THE DATA

───

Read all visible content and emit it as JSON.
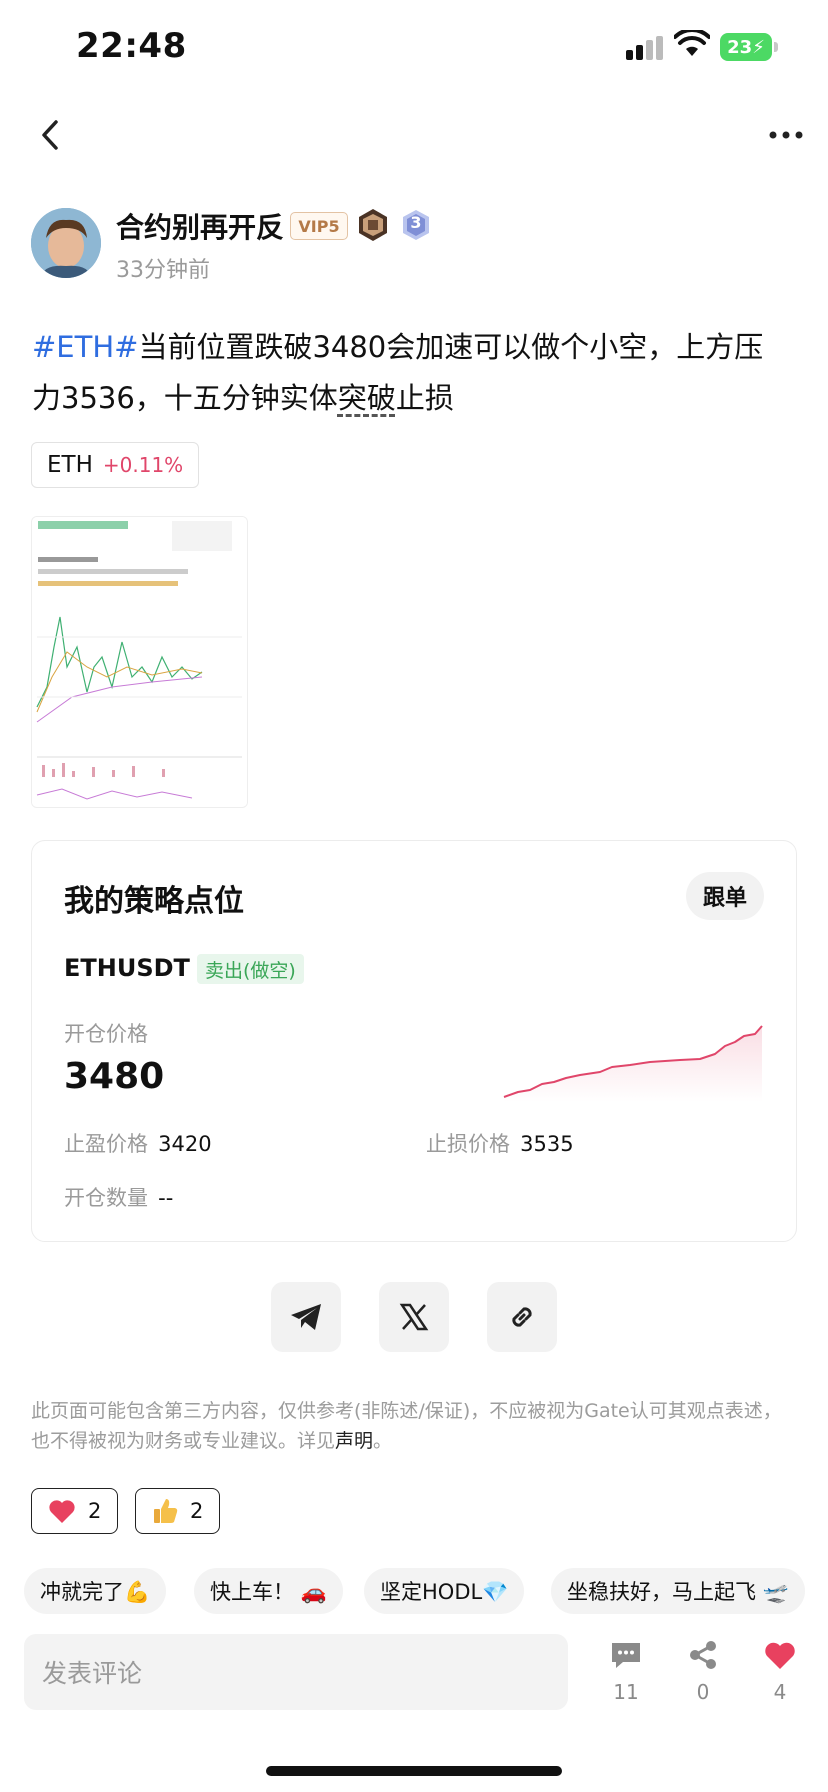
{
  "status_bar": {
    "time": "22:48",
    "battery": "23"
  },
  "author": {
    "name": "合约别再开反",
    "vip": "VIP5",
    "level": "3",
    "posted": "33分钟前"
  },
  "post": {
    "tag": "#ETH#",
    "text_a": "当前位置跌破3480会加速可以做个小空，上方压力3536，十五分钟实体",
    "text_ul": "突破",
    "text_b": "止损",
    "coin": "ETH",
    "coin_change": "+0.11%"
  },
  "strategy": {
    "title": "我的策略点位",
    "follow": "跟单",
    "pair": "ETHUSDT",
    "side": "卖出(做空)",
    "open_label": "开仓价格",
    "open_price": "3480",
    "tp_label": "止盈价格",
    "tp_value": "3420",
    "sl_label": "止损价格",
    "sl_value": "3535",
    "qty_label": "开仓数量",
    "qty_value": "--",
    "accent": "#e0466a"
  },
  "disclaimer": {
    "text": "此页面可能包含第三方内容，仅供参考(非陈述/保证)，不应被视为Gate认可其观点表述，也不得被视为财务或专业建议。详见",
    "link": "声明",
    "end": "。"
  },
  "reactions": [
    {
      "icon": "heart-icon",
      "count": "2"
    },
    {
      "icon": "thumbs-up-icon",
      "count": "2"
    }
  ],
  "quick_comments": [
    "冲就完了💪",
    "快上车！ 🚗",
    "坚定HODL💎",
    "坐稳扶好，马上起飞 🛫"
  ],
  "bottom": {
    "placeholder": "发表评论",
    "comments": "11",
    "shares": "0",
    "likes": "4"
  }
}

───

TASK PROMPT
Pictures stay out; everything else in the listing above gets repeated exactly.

SOLUTION TO THE PROBLEM
Read all visible content and emit it as JSON.
{
  "status_bar": {
    "time": "22:48",
    "battery": "23"
  },
  "author": {
    "name": "合约别再开反",
    "vip": "VIP5",
    "level": "3",
    "posted": "33分钟前"
  },
  "post": {
    "tag": "#ETH#",
    "text_a": "当前位置跌破3480会加速可以做个小空，上方压力3536，十五分钟实体",
    "text_ul": "突破",
    "text_b": "止损",
    "coin": "ETH",
    "coin_change": "+0.11%"
  },
  "strategy": {
    "title": "我的策略点位",
    "follow": "跟单",
    "pair": "ETHUSDT",
    "side": "卖出(做空)",
    "open_label": "开仓价格",
    "open_price": "3480",
    "tp_label": "止盈价格",
    "tp_value": "3420",
    "sl_label": "止损价格",
    "sl_value": "3535",
    "qty_label": "开仓数量",
    "qty_value": "--",
    "accent": "#e0466a"
  },
  "disclaimer": {
    "text": "此页面可能包含第三方内容，仅供参考(非陈述/保证)，不应被视为Gate认可其观点表述，也不得被视为财务或专业建议。详见",
    "link": "声明",
    "end": "。"
  },
  "reactions": [
    {
      "icon": "heart-icon",
      "count": "2"
    },
    {
      "icon": "thumbs-up-icon",
      "count": "2"
    }
  ],
  "quick_comments": [
    "冲就完了💪",
    "快上车！ 🚗",
    "坚定HODL💎",
    "坐稳扶好，马上起飞 🛫"
  ],
  "bottom": {
    "placeholder": "发表评论",
    "comments": "11",
    "shares": "0",
    "likes": "4"
  }
}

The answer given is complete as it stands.